Measurement window describes how much data to take in - ie look at your statistics every 1 minute, or 10 minutes (1 minute is typical) - anything that is older than 1 minute is discarded. 

Cool down means that after taking an action (eg adding a server, removing a server) - it will wait (for example) 1 minute before doing another action (limits the rate of change to your app)

Fields to calculate on

Request Count: Requests Per minute - for this - use average or median (recommended) - how many requests per minute your app (a single instance of it) is processing. 

Response Time: time taken to process a request. 

Active sessions: the number of active sessions per instance of your app.

Average, median, min, max, total

Each instance of your app reports data - as more instances of your app report data, they are captured in the "measurement window". You need to use an aggregate (eg average) to smooth these out to give a value you can decide to scale on. The "measurement window" captures data from multiple instances of your app - or multiple reports - as your app reports stat data once per minute. 

Settings in the console like the above would try to keep your application within the red and blue lines (red being 1500 requests per server per minute - green being below 1000). As autoscale adds more servers - the load is spread out - thus reducing the per-server counts (and so on).

There are many metrics you can use to trigger scaling - could be CPU or threads or memory, every application is different (but request count is a great starting point). Note that "request count" in this context means per server count - which is over the period of time selected below:  

ScreenShot2011-12-19at3.20.11PM.png

You also set upper and lower limits of course (so in the worst case you would be running 10 app instances). 

The measurement window is how long to take the samples over (a minute is sensible). 

Cool-down means how long to wait after taking action before taking action again - this allows the change to take effect before autoscale will re-evaluate and decide if more corrective action is required. 

You can see these are short periods of time - so you can quickly let the system adapt to changes in load and hopefully save some money and hassle !

So how does it work?

A picture is worth a few words: 

ScreenShot2011-12-19at3.23.10PM.png

Each app instance that runs is supervised by an agent - part of this agents job is to collect all sorts of statistical information and health data.

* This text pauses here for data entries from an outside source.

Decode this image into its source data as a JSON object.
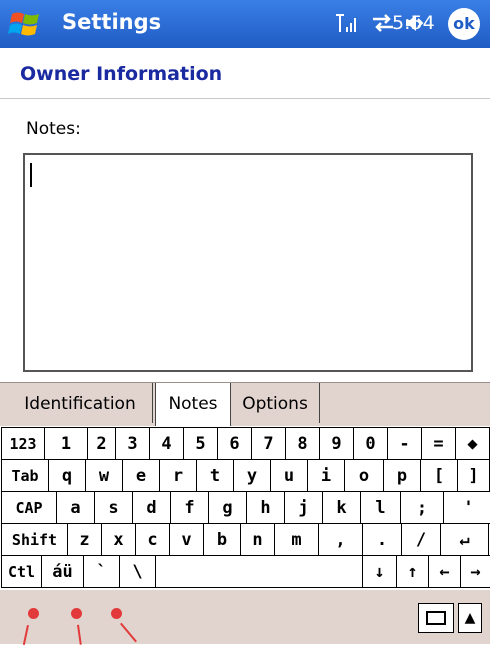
{
  "titlebar": {
    "app_title": "Settings",
    "time": "5:54",
    "ok_label": "ok",
    "icons": [
      "signal-icon",
      "sync-icon",
      "volume-icon"
    ]
  },
  "page": {
    "title": "Owner Information",
    "notes_label": "Notes:",
    "notes_value": ""
  },
  "tabs": [
    {
      "label": "Identification",
      "selected": false
    },
    {
      "label": "Notes",
      "selected": true
    },
    {
      "label": "Options",
      "selected": false
    }
  ],
  "keyboard": {
    "row1": [
      "123",
      "1",
      "2",
      "3",
      "4",
      "5",
      "6",
      "7",
      "8",
      "9",
      "0",
      "-",
      "=",
      "◆"
    ],
    "row2": [
      "Tab",
      "q",
      "w",
      "e",
      "r",
      "t",
      "y",
      "u",
      "i",
      "o",
      "p",
      "[",
      "]"
    ],
    "row3": [
      "CAP",
      "a",
      "s",
      "d",
      "f",
      "g",
      "h",
      "j",
      "k",
      "l",
      ";",
      "'"
    ],
    "row4": [
      "Shift",
      "z",
      "x",
      "c",
      "v",
      "b",
      "n",
      "m",
      ",",
      ".",
      "/",
      "↵"
    ],
    "row5": [
      "Ctl",
      "áü",
      "`",
      "\\",
      "",
      "↓",
      "↑",
      "←",
      "→"
    ]
  },
  "bottombar": {
    "sip_icon": "keyboard-icon",
    "sip_arrow": "▲"
  },
  "colors": {
    "titlebar": "#1f5cc4",
    "page_title": "#1a2aa0",
    "panel": "#e1d3cd",
    "annotation": "#e23a3a"
  }
}
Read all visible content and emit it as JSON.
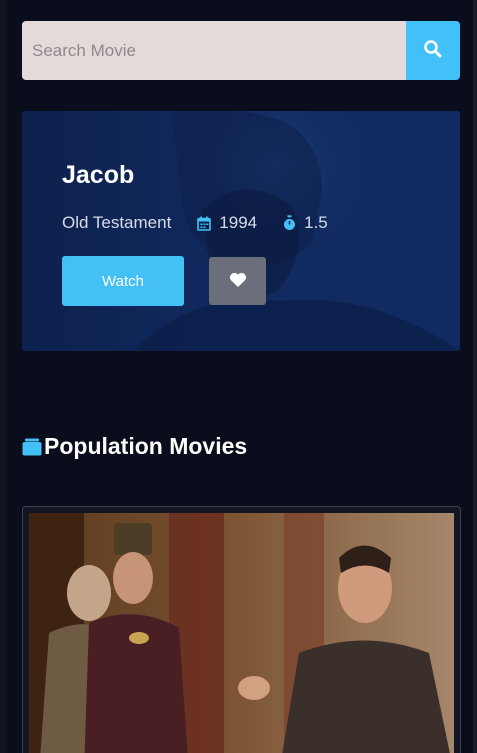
{
  "search": {
    "placeholder": "Search Movie",
    "icon": "search-icon"
  },
  "featured": {
    "title": "Jacob",
    "category": "Old Testament",
    "year": "1994",
    "rating": "1.5",
    "watch_label": "Watch",
    "icons": {
      "year": "calendar-icon",
      "rating": "stopwatch-icon",
      "favorite": "heart-icon"
    }
  },
  "section": {
    "title": "Population Movies",
    "icon": "folder-icon"
  },
  "colors": {
    "accent": "#43c1f6",
    "background": "#0a0d1b",
    "hero": "#12306a",
    "search_field": "#e4dada",
    "fav_button": "#6b6f7c"
  }
}
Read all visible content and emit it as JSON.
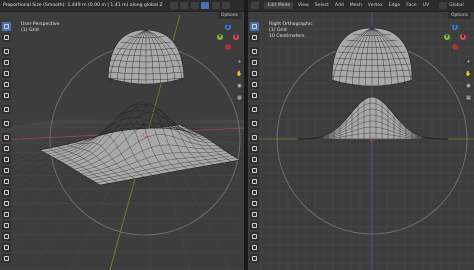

This data is then pushed onto a message bus (we call it the "app.stat" stream) - this stream is then tapped into by the Autoscale service.

The autoscale service also knows about your applications preferences - this is stored as a list of scale rules - in JSON. The service then listens to the app.stat stream and does very simple stream processing over it (keeping a short window of data to calculate means, medians etc over) - should it detect that your application is outside of its "happy place" - it will send a message to the deployment api service - this will then add more capacity or reduce capacity as it is told - as long as it is in the range that you specified (it won't go crazy and just keep adding or removing servers). Tools like New Relic can provide insight to help you identify what the triggers should be for your application. 

Hopefully this takes some of the mystery out of the autoscale service. Interesting trivia: the autoscale service is written as an erlang application. 

Tags:
Created by Spike Washburn on 2011/12/19 04:24